*** PROVIDED MATERIAL ***

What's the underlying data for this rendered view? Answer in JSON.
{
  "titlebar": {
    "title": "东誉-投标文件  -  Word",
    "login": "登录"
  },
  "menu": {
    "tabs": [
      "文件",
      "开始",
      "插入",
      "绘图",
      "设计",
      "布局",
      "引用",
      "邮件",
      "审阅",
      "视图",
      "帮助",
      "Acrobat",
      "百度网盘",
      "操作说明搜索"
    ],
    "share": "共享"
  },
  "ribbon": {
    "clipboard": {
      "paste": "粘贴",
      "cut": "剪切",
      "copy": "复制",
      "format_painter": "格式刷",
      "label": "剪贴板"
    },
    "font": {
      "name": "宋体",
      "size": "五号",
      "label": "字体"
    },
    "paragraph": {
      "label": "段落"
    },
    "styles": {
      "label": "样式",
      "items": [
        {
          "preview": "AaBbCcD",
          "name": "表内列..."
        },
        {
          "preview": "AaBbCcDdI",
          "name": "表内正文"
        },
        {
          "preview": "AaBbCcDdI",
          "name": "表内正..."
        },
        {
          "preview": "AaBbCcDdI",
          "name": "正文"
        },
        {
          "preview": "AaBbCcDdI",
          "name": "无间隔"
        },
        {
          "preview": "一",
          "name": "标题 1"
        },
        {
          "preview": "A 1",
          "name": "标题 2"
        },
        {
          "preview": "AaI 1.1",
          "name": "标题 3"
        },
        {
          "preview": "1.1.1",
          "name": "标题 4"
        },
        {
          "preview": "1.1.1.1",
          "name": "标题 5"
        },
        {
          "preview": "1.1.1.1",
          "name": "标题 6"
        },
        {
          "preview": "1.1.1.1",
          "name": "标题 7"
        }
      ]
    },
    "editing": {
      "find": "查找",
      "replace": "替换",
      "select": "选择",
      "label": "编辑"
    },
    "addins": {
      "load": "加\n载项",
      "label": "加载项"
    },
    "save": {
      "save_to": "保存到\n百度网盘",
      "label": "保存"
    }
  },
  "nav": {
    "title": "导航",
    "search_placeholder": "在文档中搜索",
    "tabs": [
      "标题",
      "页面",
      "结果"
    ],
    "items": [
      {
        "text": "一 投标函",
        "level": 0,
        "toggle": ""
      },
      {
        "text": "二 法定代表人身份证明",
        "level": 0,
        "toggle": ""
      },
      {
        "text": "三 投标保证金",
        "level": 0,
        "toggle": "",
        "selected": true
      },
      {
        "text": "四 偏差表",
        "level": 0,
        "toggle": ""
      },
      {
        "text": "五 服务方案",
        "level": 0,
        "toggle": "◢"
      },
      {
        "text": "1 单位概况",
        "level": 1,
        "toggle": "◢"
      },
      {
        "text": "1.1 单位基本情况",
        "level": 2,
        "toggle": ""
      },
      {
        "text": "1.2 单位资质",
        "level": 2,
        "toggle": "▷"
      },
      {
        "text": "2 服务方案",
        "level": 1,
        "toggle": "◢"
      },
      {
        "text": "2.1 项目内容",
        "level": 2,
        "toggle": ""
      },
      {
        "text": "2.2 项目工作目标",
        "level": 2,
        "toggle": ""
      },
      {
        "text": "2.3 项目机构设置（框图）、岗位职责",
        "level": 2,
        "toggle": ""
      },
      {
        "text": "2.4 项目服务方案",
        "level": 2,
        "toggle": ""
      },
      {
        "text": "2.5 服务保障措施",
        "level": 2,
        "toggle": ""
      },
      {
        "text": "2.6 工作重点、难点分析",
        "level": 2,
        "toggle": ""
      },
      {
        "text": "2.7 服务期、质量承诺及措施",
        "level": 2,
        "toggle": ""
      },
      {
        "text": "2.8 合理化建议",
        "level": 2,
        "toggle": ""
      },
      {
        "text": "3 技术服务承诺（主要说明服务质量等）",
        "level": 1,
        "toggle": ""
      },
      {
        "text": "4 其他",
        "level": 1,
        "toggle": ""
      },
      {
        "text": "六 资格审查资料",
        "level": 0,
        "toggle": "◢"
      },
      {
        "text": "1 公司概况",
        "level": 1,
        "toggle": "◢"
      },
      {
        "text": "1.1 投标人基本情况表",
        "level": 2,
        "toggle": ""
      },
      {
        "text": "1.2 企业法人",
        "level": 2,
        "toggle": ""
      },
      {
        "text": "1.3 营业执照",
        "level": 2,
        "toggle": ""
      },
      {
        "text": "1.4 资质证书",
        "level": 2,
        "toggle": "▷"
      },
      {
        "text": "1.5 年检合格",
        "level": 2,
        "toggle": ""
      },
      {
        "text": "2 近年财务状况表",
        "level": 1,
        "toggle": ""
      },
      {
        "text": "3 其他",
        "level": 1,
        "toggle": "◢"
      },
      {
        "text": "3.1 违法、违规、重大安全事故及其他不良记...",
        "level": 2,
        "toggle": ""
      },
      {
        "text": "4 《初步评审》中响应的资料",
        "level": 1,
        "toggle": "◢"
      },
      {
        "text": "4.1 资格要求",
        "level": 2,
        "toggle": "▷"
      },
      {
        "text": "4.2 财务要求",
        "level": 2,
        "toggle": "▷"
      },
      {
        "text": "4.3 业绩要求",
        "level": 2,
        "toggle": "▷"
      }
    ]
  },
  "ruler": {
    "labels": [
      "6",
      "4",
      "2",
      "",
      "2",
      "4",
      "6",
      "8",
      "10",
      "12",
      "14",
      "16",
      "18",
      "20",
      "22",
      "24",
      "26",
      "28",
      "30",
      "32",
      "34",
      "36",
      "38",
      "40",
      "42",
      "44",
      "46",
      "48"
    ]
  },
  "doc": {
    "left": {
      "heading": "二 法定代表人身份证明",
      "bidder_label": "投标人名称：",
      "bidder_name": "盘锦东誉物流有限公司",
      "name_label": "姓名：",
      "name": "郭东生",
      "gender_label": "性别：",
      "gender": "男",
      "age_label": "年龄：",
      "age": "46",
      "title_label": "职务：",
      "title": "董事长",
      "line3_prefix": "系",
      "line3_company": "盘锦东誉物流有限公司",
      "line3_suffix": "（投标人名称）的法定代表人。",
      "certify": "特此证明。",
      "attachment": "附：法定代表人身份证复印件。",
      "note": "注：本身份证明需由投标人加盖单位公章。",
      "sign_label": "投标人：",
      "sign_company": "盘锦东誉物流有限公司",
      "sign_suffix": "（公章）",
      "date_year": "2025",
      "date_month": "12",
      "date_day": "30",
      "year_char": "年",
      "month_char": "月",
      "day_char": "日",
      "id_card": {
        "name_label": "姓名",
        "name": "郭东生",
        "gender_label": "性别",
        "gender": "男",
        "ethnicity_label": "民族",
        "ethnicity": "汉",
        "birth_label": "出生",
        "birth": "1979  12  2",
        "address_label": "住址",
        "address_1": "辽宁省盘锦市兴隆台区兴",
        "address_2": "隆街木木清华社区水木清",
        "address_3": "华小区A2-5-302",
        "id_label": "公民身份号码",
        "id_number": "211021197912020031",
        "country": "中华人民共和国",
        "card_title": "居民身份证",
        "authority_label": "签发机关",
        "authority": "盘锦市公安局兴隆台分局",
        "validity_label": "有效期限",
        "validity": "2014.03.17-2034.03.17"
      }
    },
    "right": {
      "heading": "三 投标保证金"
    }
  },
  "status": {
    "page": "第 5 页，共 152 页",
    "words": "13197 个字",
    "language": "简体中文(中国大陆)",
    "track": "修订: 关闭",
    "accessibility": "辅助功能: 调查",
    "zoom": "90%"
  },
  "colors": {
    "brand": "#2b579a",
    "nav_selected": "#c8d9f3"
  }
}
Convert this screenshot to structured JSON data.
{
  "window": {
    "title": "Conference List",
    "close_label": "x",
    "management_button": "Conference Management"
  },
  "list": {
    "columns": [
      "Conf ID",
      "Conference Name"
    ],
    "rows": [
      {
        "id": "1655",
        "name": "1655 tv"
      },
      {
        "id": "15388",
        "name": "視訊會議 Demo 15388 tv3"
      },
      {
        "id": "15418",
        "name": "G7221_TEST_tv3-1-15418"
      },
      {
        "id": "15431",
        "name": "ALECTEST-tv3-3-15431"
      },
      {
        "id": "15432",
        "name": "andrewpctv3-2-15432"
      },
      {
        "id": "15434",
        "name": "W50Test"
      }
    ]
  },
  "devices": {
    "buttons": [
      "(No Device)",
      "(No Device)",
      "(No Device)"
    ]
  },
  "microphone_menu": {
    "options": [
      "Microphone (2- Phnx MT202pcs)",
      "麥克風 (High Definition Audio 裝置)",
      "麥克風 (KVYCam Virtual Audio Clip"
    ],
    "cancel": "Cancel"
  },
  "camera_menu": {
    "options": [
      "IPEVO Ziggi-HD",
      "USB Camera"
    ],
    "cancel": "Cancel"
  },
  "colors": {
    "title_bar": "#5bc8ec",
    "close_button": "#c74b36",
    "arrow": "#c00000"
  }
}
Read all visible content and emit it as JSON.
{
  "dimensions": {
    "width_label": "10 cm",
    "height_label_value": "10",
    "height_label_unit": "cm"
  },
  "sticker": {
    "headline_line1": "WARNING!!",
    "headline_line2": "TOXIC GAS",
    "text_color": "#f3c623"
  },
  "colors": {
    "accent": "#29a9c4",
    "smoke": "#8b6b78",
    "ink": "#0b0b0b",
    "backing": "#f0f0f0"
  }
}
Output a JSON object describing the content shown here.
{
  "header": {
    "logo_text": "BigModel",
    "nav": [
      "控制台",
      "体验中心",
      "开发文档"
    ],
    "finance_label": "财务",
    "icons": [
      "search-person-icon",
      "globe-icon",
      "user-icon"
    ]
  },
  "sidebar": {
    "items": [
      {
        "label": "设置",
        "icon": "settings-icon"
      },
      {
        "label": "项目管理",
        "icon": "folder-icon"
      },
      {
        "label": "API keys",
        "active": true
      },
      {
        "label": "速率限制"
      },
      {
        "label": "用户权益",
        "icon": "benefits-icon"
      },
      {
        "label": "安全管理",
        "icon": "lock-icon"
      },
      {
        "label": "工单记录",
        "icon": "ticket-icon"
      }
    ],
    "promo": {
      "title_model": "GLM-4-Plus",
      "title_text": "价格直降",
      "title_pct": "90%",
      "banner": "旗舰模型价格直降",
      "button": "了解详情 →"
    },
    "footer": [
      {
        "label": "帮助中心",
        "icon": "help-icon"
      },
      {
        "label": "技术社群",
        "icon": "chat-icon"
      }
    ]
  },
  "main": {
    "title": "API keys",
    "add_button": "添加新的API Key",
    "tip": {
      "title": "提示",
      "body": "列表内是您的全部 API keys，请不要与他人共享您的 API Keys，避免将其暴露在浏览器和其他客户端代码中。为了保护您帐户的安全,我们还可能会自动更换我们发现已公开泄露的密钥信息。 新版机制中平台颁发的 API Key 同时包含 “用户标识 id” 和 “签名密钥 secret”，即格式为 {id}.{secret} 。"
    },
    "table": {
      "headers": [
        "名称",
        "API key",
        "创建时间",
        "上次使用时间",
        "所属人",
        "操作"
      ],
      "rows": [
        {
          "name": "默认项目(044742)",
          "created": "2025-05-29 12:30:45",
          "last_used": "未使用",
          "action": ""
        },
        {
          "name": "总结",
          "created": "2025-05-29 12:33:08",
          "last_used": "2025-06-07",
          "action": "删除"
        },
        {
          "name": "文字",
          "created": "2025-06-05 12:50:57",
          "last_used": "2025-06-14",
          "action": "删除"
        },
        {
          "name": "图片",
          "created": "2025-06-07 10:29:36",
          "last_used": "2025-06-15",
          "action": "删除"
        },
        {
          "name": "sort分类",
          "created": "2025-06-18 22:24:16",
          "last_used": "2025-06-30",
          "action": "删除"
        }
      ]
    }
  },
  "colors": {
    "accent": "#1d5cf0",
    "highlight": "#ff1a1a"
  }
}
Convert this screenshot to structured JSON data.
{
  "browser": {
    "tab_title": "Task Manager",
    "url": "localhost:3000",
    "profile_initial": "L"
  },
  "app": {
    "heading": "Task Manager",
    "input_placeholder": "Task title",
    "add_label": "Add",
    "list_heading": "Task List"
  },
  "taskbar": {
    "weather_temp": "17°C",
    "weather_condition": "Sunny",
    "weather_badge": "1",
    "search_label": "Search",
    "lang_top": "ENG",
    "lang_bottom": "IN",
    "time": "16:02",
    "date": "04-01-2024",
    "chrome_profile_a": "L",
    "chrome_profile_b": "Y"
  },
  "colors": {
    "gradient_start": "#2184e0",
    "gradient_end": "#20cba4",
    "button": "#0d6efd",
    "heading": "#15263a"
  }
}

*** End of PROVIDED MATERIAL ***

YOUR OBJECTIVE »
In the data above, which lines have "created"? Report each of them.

YOUR SOLUTION »
          "created": "2025-05-29 12:30:45",
          "created": "2025-05-29 12:33:08",
          "created": "2025-06-05 12:50:57",
          "created": "2025-06-07 10:29:36",
          "created": "2025-06-18 22:24:16",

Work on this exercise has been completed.